Stored items:
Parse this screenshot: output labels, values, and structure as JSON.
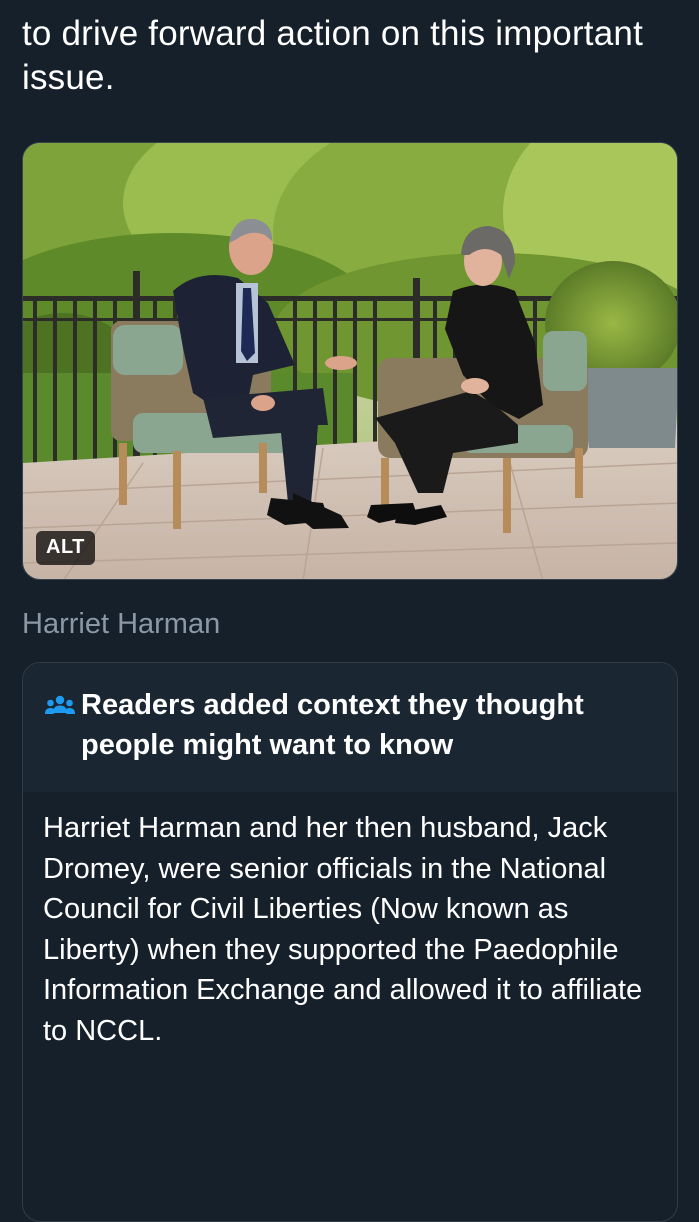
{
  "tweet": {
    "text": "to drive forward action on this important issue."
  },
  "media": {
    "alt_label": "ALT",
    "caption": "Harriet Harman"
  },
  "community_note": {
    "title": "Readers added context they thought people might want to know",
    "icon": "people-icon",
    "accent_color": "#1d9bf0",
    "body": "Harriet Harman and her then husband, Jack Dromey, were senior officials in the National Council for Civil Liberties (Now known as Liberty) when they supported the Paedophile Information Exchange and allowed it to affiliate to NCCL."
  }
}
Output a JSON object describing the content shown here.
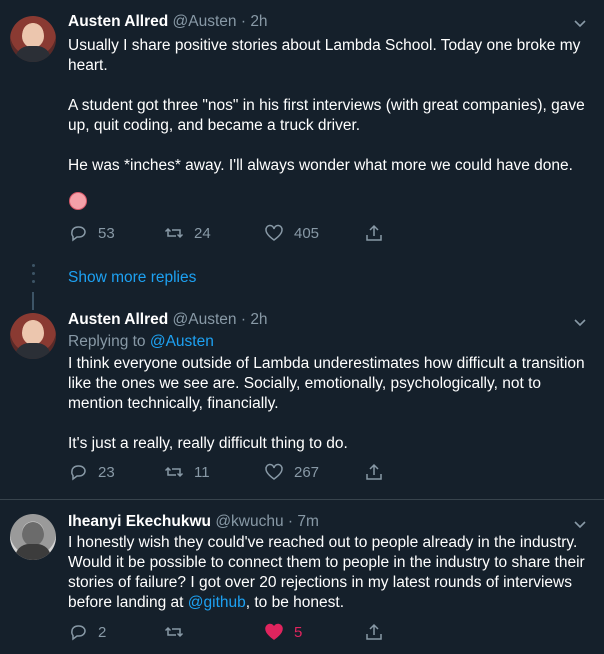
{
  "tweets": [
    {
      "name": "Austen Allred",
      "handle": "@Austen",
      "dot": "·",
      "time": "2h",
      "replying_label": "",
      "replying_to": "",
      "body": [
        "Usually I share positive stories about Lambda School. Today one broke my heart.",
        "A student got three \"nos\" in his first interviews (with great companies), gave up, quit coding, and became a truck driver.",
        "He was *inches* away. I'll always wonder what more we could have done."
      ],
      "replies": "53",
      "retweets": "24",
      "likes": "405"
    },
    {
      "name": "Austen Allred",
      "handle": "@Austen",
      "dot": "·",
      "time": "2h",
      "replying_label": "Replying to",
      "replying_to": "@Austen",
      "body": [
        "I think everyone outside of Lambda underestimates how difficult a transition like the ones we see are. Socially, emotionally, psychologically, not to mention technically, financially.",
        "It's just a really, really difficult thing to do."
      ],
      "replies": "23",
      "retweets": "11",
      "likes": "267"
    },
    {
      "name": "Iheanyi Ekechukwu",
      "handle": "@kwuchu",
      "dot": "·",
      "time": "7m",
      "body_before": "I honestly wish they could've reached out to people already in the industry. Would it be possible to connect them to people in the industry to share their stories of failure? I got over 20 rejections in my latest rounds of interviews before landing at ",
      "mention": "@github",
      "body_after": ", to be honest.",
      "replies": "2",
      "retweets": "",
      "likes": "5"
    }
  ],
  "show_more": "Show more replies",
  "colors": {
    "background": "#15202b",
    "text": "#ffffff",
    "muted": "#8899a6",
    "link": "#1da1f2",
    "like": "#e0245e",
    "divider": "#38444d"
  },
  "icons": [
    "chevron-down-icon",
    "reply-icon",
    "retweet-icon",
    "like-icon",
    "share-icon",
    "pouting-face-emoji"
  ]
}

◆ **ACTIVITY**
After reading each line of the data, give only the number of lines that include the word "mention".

◆ **EXERCISE OUTPUT**
2